§ **DATA FOR THE TASK**:
= = =
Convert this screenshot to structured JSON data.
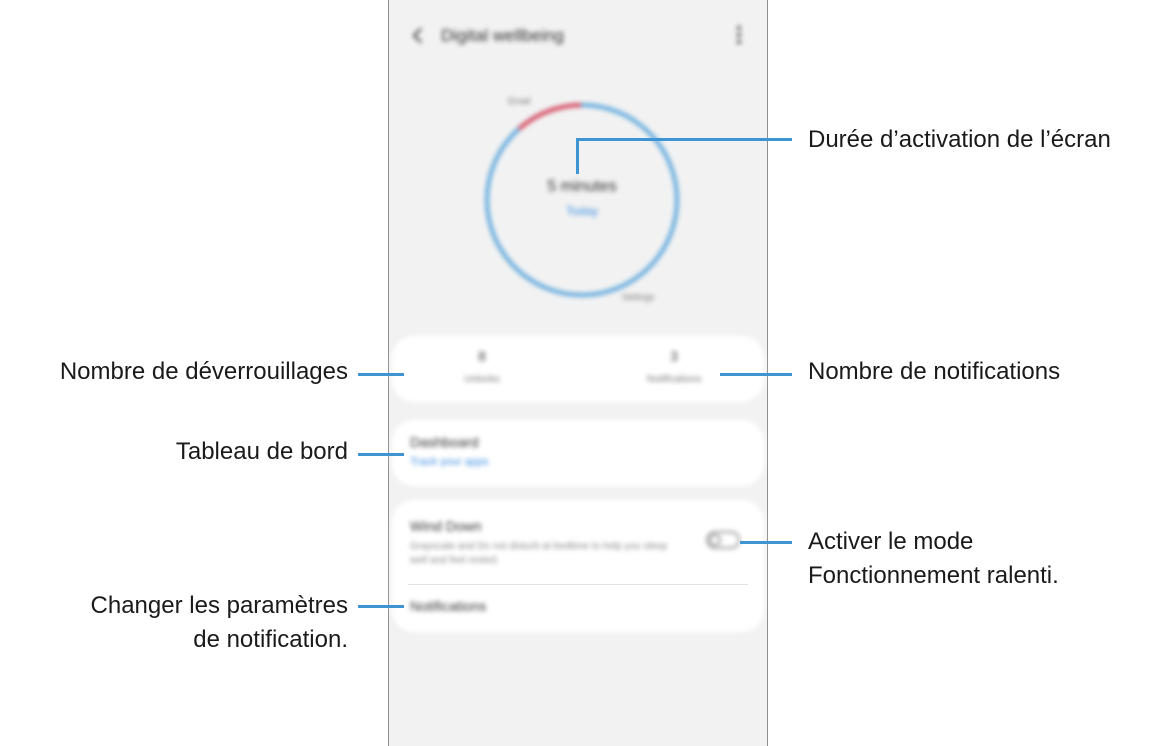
{
  "app": {
    "title": "Digital wellbeing",
    "back_icon": "chevron-left-icon",
    "more_icon": "more-vertical-icon"
  },
  "chart": {
    "total_time": "5 minutes",
    "subtitle": "Today",
    "top_label": "Email",
    "bottom_label": "Settings",
    "colors": {
      "ring": "#5fa8dc",
      "segment": "#d9445a"
    }
  },
  "stats": {
    "unlocks_value": "8",
    "unlocks_label": "Unlocks",
    "notifications_value": "3",
    "notifications_label": "Notifications"
  },
  "dashboard": {
    "title": "Dashboard",
    "link": "Track your apps"
  },
  "wind_down": {
    "title": "Wind Down",
    "description": "Grayscale and Do not disturb at bedtime to help you sleep well and feel rested.",
    "toggle_on": false
  },
  "notifications_row": {
    "title": "Notifications"
  },
  "callouts": {
    "screen_time": "Durée d’activation de l’écran",
    "unlocks": "Nombre de déverrouillages",
    "notifications": "Nombre de notifications",
    "dashboard": "Tableau de bord",
    "wind_down_line1": "Activer le mode",
    "wind_down_line2": "Fonctionnement ralenti.",
    "notif_settings_line1": "Changer les paramètres",
    "notif_settings_line2": "de notification."
  },
  "accent_color": "#3f95d4"
}
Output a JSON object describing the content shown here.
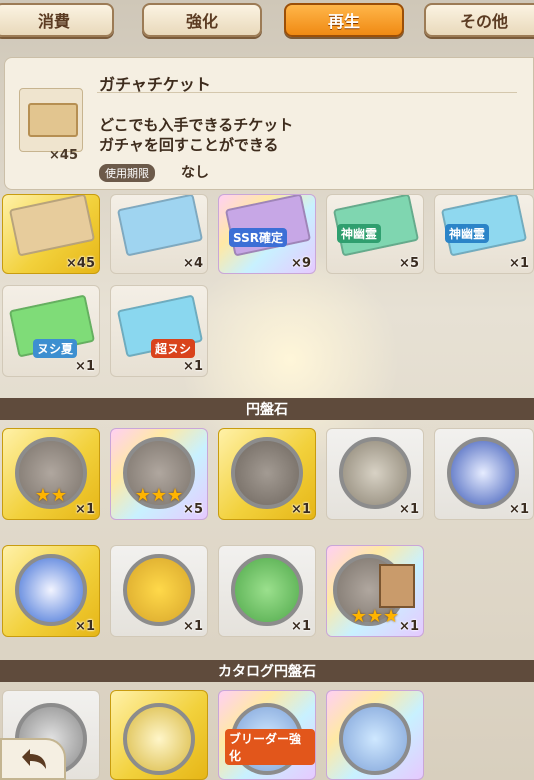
{
  "tabs": [
    {
      "label": "消費"
    },
    {
      "label": "強化"
    },
    {
      "label": "再生"
    },
    {
      "label": "その他"
    }
  ],
  "detail": {
    "title": "ガチャチケット",
    "desc1": "どこでも入手できるチケット",
    "desc2": "ガチャを回すことができる",
    "expiry_label": "使用期限",
    "expiry_value": "なし",
    "count": "×45"
  },
  "tickets_row1": [
    {
      "count": "×45",
      "style": "gold",
      "color": "#e7cc9c"
    },
    {
      "count": "×4",
      "style": "plain",
      "color": "#9fd4f0"
    },
    {
      "count": "×9",
      "style": "rainbow",
      "color": "#c7a7e6",
      "label": "SSR確定"
    },
    {
      "count": "×5",
      "style": "plain",
      "color": "#7fd6b0",
      "label": "神幽霊"
    },
    {
      "count": "×1",
      "style": "plain",
      "color": "#8fd8ef",
      "label": "神幽霊"
    }
  ],
  "tickets_row2": [
    {
      "count": "×1",
      "style": "plain",
      "color": "#7fdc78",
      "label": "ヌシ夏"
    },
    {
      "count": "×1",
      "style": "plain",
      "color": "#8ad7ef",
      "label": "超ヌシ"
    }
  ],
  "section1": "円盤石",
  "stones_row1": [
    {
      "count": "×1",
      "style": "gold",
      "stars": "★★",
      "coin": "#9a9088"
    },
    {
      "count": "×5",
      "style": "rainbow",
      "stars": "★★★",
      "coin": "#9a9088"
    },
    {
      "count": "×1",
      "style": "gold",
      "stars": "",
      "coin": "#8d857d"
    },
    {
      "count": "×1",
      "style": "blue",
      "stars": "",
      "coin": "#a49c88"
    },
    {
      "count": "×1",
      "style": "blue",
      "stars": "",
      "coin": "#3c5ab8"
    }
  ],
  "stones_row2": [
    {
      "count": "×1",
      "style": "gold",
      "stars": "",
      "coin": "#3d6ed6"
    },
    {
      "count": "×1",
      "style": "blue",
      "stars": "",
      "coin": "#d7a52a"
    },
    {
      "count": "×1",
      "style": "blue",
      "stars": "",
      "coin": "#4fa84a"
    },
    {
      "count": "×1",
      "style": "rainbow",
      "stars": "★★★",
      "coin": "#8f8780"
    }
  ],
  "section2": "カタログ円盤石",
  "catalog_row": [
    {
      "style": "blue",
      "label": ""
    },
    {
      "style": "gold",
      "label": ""
    },
    {
      "style": "rainbow",
      "label": "ブリーダー強化"
    },
    {
      "style": "rainbow",
      "label": ""
    }
  ]
}
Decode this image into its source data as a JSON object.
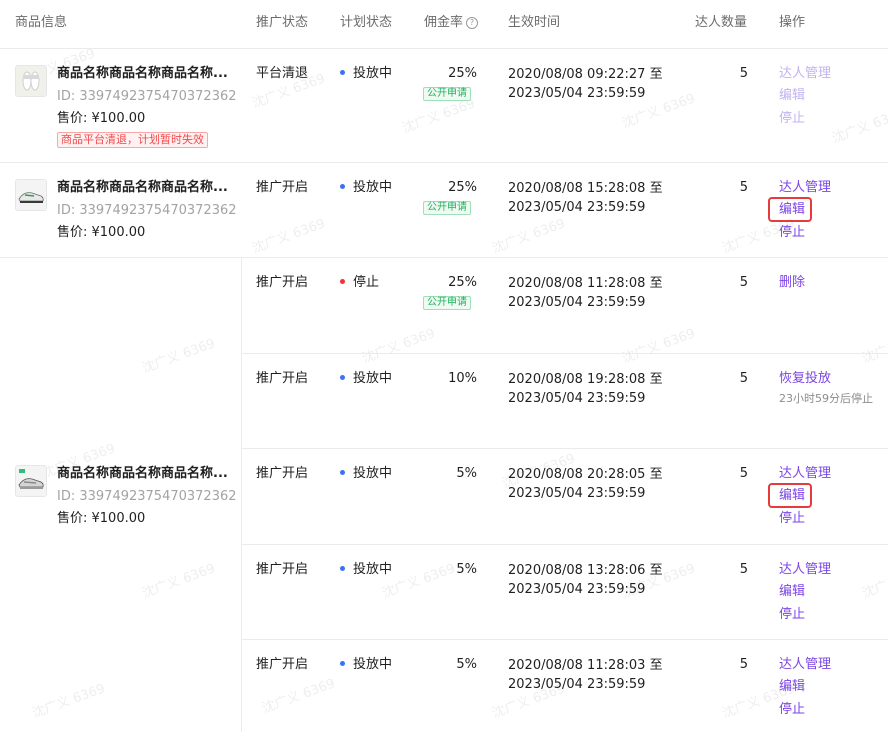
{
  "header": {
    "product_info": "商品信息",
    "promo_status": "推广状态",
    "plan_status": "计划状态",
    "commission_rate": "佣金率",
    "effective_time": "生效时间",
    "creator_count": "达人数量",
    "actions": "操作",
    "help_glyph": "?"
  },
  "products": [
    {
      "name": "商品名称商品名称商品名称...",
      "id": "ID: 3397492375470372362",
      "price": "售价: ¥100.00",
      "warning": "商品平台清退，计划暂时失效"
    },
    {
      "name": "商品名称商品名称商品名称...",
      "id": "ID: 3397492375470372362",
      "price": "售价: ¥100.00"
    },
    {
      "name": "商品名称商品名称商品名称...",
      "id": "ID: 3397492375470372362",
      "price": "售价: ¥100.00"
    }
  ],
  "rows": [
    {
      "promo": "平台清退",
      "plan": "投放中",
      "plan_color": "blue",
      "rate": "25%",
      "tag": "公开申请",
      "time1": "2020/08/08  09:22:27 至",
      "time2": "2023/05/04  23:59:59",
      "count": "5",
      "actions": [
        "达人管理",
        "编辑",
        "停止"
      ],
      "disabled": true
    },
    {
      "promo": "推广开启",
      "plan": "投放中",
      "plan_color": "blue",
      "rate": "25%",
      "tag": "公开申请",
      "time1": "2020/08/08  15:28:08 至",
      "time2": "2023/05/04  23:59:59",
      "count": "5",
      "actions": [
        "达人管理",
        "编辑",
        "停止"
      ]
    },
    {
      "promo": "推广开启",
      "plan": "停止",
      "plan_color": "red",
      "rate": "25%",
      "tag": "公开申请",
      "time1": "2020/08/08  11:28:08 至",
      "time2": "2023/05/04  23:59:59",
      "count": "5",
      "actions": [
        "删除"
      ]
    },
    {
      "promo": "推广开启",
      "plan": "投放中",
      "plan_color": "blue",
      "rate": "10%",
      "time1": "2020/08/08  19:28:08 至",
      "time2": "2023/05/04  23:59:59",
      "count": "5",
      "actions": [
        "恢复投放"
      ],
      "note": "23小时59分后停止"
    },
    {
      "promo": "推广开启",
      "plan": "投放中",
      "plan_color": "blue",
      "rate": "5%",
      "time1": "2020/08/08  20:28:05 至",
      "time2": "2023/05/04  23:59:59",
      "count": "5",
      "actions": [
        "达人管理",
        "编辑",
        "停止"
      ]
    },
    {
      "promo": "推广开启",
      "plan": "投放中",
      "plan_color": "blue",
      "rate": "5%",
      "time1": "2020/08/08  13:28:06 至",
      "time2": "2023/05/04  23:59:59",
      "count": "5",
      "actions": [
        "达人管理",
        "编辑",
        "停止"
      ]
    },
    {
      "promo": "推广开启",
      "plan": "投放中",
      "plan_color": "blue",
      "rate": "5%",
      "time1": "2020/08/08  11:28:03 至",
      "time2": "2023/05/04  23:59:59",
      "count": "5",
      "actions": [
        "达人管理",
        "编辑",
        "停止"
      ]
    }
  ],
  "watermark": "沈广义 6369",
  "colors": {
    "link": "#7b45e6",
    "link_disabled": "#c2b3f0",
    "status_blue": "#3a72f5",
    "status_red": "#f5303a",
    "tag_green": "#22b35e",
    "highlight": "#e63b3b"
  }
}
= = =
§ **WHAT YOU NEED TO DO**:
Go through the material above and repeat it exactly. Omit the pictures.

§ **TASK SOLUTION**:
Convert this screenshot to structured JSON data.
{
  "app": {
    "title": "Digital wellbeing",
    "back_icon": "chevron-left-icon",
    "more_icon": "more-vertical-icon"
  },
  "chart": {
    "total_time": "5 minutes",
    "subtitle": "Today",
    "top_label": "Email",
    "bottom_label": "Settings",
    "colors": {
      "ring": "#5fa8dc",
      "segment": "#d9445a"
    }
  },
  "stats": {
    "unlocks_value": "8",
    "unlocks_label": "Unlocks",
    "notifications_value": "3",
    "notifications_label": "Notifications"
  },
  "dashboard": {
    "title": "Dashboard",
    "link": "Track your apps"
  },
  "wind_down": {
    "title": "Wind Down",
    "description": "Grayscale and Do not disturb at bedtime to help you sleep well and feel rested.",
    "toggle_on": false
  },
  "notifications_row": {
    "title": "Notifications"
  },
  "callouts": {
    "screen_time": "Durée d’activation de l’écran",
    "unlocks": "Nombre de déverrouillages",
    "notifications": "Nombre de notifications",
    "dashboard": "Tableau de bord",
    "wind_down_line1": "Activer le mode",
    "wind_down_line2": "Fonctionnement ralenti.",
    "notif_settings_line1": "Changer les paramètres",
    "notif_settings_line2": "de notification."
  },
  "accent_color": "#3f95d4"
}
Output a JSON object describing the content shown here.
{
  "tabs": [
    {
      "label": "消費"
    },
    {
      "label": "強化"
    },
    {
      "label": "再生"
    },
    {
      "label": "その他"
    }
  ],
  "detail": {
    "title": "ガチャチケット",
    "desc1": "どこでも入手できるチケット",
    "desc2": "ガチャを回すことができる",
    "expiry_label": "使用期限",
    "expiry_value": "なし",
    "count": "×45"
  },
  "tickets_row1": [
    {
      "count": "×45",
      "style": "gold",
      "color": "#e7cc9c"
    },
    {
      "count": "×4",
      "style": "plain",
      "color": "#9fd4f0"
    },
    {
      "count": "×9",
      "style": "rainbow",
      "color": "#c7a7e6",
      "label": "SSR確定"
    },
    {
      "count": "×5",
      "style": "plain",
      "color": "#7fd6b0",
      "label": "神幽霊"
    },
    {
      "count": "×1",
      "style": "plain",
      "color": "#8fd8ef",
      "label": "神幽霊"
    }
  ],
  "tickets_row2": [
    {
      "count": "×1",
      "style": "plain",
      "color": "#7fdc78",
      "label": "ヌシ夏"
    },
    {
      "count": "×1",
      "style": "plain",
      "color": "#8ad7ef",
      "label": "超ヌシ"
    }
  ],
  "section1": "円盤石",
  "stones_row1": [
    {
      "count": "×1",
      "style": "gold",
      "stars": "★★",
      "coin": "#9a9088"
    },
    {
      "count": "×5",
      "style": "rainbow",
      "stars": "★★★",
      "coin": "#9a9088"
    },
    {
      "count": "×1",
      "style": "gold",
      "stars": "",
      "coin": "#8d857d"
    },
    {
      "count": "×1",
      "style": "blue",
      "stars": "",
      "coin": "#a49c88"
    },
    {
      "count": "×1",
      "style": "blue",
      "stars": "",
      "coin": "#3c5ab8"
    }
  ],
  "stones_row2": [
    {
      "count": "×1",
      "style": "gold",
      "stars": "",
      "coin": "#3d6ed6"
    },
    {
      "count": "×1",
      "style": "blue",
      "stars": "",
      "coin": "#d7a52a"
    },
    {
      "count": "×1",
      "style": "blue",
      "stars": "",
      "coin": "#4fa84a"
    },
    {
      "count": "×1",
      "style": "rainbow",
      "stars": "★★★",
      "coin": "#8f8780"
    }
  ],
  "section2": "カタログ円盤石",
  "catalog_row": [
    {
      "style": "blue",
      "label": ""
    },
    {
      "style": "gold",
      "label": ""
    },
    {
      "style": "rainbow",
      "label": "ブリーダー強化"
    },
    {
      "style": "rainbow",
      "label": ""
    }
  ]
}
Decode this image into its source data as a JSON object.
{
  "header": {
    "product_info": "商品信息",
    "promo_status": "推广状态",
    "plan_status": "计划状态",
    "commission_rate": "佣金率",
    "effective_time": "生效时间",
    "creator_count": "达人数量",
    "actions": "操作",
    "help_glyph": "?"
  },
  "products": [
    {
      "name": "商品名称商品名称商品名称...",
      "id": "ID: 3397492375470372362",
      "price": "售价: ¥100.00",
      "warning": "商品平台清退，计划暂时失效"
    },
    {
      "name": "商品名称商品名称商品名称...",
      "id": "ID: 3397492375470372362",
      "price": "售价: ¥100.00"
    },
    {
      "name": "商品名称商品名称商品名称...",
      "id": "ID: 3397492375470372362",
      "price": "售价: ¥100.00"
    }
  ],
  "rows": [
    {
      "promo": "平台清退",
      "plan": "投放中",
      "plan_color": "blue",
      "rate": "25%",
      "tag": "公开申请",
      "time1": "2020/08/08  09:22:27 至",
      "time2": "2023/05/04  23:59:59",
      "count": "5",
      "actions": [
        "达人管理",
        "编辑",
        "停止"
      ],
      "disabled": true
    },
    {
      "promo": "推广开启",
      "plan": "投放中",
      "plan_color": "blue",
      "rate": "25%",
      "tag": "公开申请",
      "time1": "2020/08/08  15:28:08 至",
      "time2": "2023/05/04  23:59:59",
      "count": "5",
      "actions": [
        "达人管理",
        "编辑",
        "停止"
      ]
    },
    {
      "promo": "推广开启",
      "plan": "停止",
      "plan_color": "red",
      "rate": "25%",
      "tag": "公开申请",
      "time1": "2020/08/08  11:28:08 至",
      "time2": "2023/05/04  23:59:59",
      "count": "5",
      "actions": [
        "删除"
      ]
    },
    {
      "promo": "推广开启",
      "plan": "投放中",
      "plan_color": "blue",
      "rate": "10%",
      "time1": "2020/08/08  19:28:08 至",
      "time2": "2023/05/04  23:59:59",
      "count": "5",
      "actions": [
        "恢复投放"
      ],
      "note": "23小时59分后停止"
    },
    {
      "promo": "推广开启",
      "plan": "投放中",
      "plan_color": "blue",
      "rate": "5%",
      "time1": "2020/08/08  20:28:05 至",
      "time2": "2023/05/04  23:59:59",
      "count": "5",
      "actions": [
        "达人管理",
        "编辑",
        "停止"
      ]
    },
    {
      "promo": "推广开启",
      "plan": "投放中",
      "plan_color": "blue",
      "rate": "5%",
      "time1": "2020/08/08  13:28:06 至",
      "time2": "2023/05/04  23:59:59",
      "count": "5",
      "actions": [
        "达人管理",
        "编辑",
        "停止"
      ]
    },
    {
      "promo": "推广开启",
      "plan": "投放中",
      "plan_color": "blue",
      "rate": "5%",
      "time1": "2020/08/08  11:28:03 至",
      "time2": "2023/05/04  23:59:59",
      "count": "5",
      "actions": [
        "达人管理",
        "编辑",
        "停止"
      ]
    }
  ],
  "watermark": "沈广义 6369",
  "colors": {
    "link": "#7b45e6",
    "link_disabled": "#c2b3f0",
    "status_blue": "#3a72f5",
    "status_red": "#f5303a",
    "tag_green": "#22b35e",
    "highlight": "#e63b3b"
  }
}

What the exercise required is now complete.